Has this been emotionally intense?
I've set my emotions aside. If others see you as weak they cast you aside, but definitely the most intense time was during the sound tests and thermal imaging at a multi-family home in Tlalpan. When someone screams, 'There's life!' you know that there is someone there waiting for you.


We're going to stay here until we've removed the last stone, roughly another week. After that, I'll take a bit of a break and spend some time with my family, hold them tight and forget about material things that aren't important.


BROADLY: Have you volunteered before?
Zuri Navani Garcia: Yes, I'm a paramedic and was with the Red Cross. Now, I'm working with los Topos where, in addition to paramedic training, we also specialize in rescues from confined spaces. We learn how to use tools like drills, emery, and concrete cutters.

What was your shift like?
We got here at 11:00 PM last night, finished at 3:00 AM, and started working again at 6:00 in the morning until 3:00 PM in the afternoon. Here, there's no distinction between sexes. You come and work and the same is expected from everybody. That's why I came, to help, not to complain.

What's been the most emotionally intense thing that you've experienced?
When we were in the multi-family homes in Tlalpan, there were several people who were alive and trapped. We asked everyone to be quiet so that we could use audio equipment to amplify sounds beneath the rubble. I will never forget hearing a knock on a wall or other sounds after having said, 'If you can hear me make a noise, cry, scratch. Now.' You realize that the lives of these people are in your hands, and you can do something for them.

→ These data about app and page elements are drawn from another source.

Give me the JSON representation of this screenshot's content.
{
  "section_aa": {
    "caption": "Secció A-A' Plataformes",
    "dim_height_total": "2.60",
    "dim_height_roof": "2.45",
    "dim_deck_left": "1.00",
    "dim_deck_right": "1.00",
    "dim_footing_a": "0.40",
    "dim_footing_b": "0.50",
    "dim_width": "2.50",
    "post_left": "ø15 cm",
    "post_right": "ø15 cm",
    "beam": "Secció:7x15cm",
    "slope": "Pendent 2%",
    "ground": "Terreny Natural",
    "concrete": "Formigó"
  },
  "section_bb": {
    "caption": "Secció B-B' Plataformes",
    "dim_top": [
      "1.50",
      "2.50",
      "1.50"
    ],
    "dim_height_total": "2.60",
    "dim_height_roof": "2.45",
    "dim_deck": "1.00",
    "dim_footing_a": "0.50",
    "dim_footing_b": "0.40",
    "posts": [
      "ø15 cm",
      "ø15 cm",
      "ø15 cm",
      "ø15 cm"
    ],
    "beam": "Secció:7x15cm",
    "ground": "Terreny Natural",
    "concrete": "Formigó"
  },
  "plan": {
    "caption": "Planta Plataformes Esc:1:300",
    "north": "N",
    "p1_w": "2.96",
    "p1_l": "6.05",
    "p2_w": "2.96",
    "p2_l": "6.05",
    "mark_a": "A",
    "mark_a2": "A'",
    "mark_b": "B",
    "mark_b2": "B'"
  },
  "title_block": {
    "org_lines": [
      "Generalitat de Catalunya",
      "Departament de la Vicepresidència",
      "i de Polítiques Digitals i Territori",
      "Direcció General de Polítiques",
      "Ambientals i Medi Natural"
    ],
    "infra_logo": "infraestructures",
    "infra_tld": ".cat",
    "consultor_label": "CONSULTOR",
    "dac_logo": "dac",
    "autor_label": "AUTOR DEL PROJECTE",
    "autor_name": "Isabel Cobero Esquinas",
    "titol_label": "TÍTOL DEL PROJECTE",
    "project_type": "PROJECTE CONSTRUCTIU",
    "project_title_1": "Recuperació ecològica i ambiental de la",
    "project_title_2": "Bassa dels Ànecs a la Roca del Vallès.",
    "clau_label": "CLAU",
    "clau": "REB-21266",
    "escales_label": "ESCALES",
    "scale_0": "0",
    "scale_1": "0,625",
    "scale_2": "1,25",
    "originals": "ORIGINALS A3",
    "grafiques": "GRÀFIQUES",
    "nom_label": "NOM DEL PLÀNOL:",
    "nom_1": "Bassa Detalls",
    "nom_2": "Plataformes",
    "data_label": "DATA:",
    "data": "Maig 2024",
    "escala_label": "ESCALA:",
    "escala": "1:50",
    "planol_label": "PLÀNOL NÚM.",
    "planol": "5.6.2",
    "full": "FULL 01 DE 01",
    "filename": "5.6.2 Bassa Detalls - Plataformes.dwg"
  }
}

PAOLA DELFÍN, MEXICO CITY, CIVIL VOLUNTEER BROADLY: What is the most difficult part of your work?
Paola Delfín: The suffering of others. In this place I'm not sure if they were able to rescue people. It's very complicated.

How do you feel when you're working on top of the rubble?
I try not to think too much, to be able to be more efficient and not get overwhelmed by my emotions, even though it's difficult. I always think that if something had happened to me I'd like for people to help me.


BROADLY: What is your job here?
Luisa Ribero: I coordinate all of the civil volunteers, or rather, anyone who isn't from a brigade, a rescuer, UME (the Unidad Militar de Emergencias, or "Spanish Military Emergencies Unit") or los Topos. Civil volunteers are the ones who are helping mostly with cleaning up rubble. I'm in charge of sending all of them where they are needed, equipping them, and making sure they are safe. I accompany them to where they'e posted and I bring them back afterwards. I've been a volunteer for five years and I'm a paramedic. I also study medicine.

What time did you start today?
I started yesterday at 3:00 PM and I'm here until 9:00 PM. This is my second shift longer than 24 hours and, to be honest, I'm fine with it. There is good organization and everyone treats each other well. Here, most of the coordination is done by women and, to me, it feels like they are showing us a lot of respect.

Where did you sleep?
I didn't sleep.

What has impressed you the most?
I've been very impressed by the unity since the beginning of the emergency. No one got in the way. It wasn't an ego struggle, it was more about giving what you could for as long as you could. It's impressive what's been achieved in terms of unity.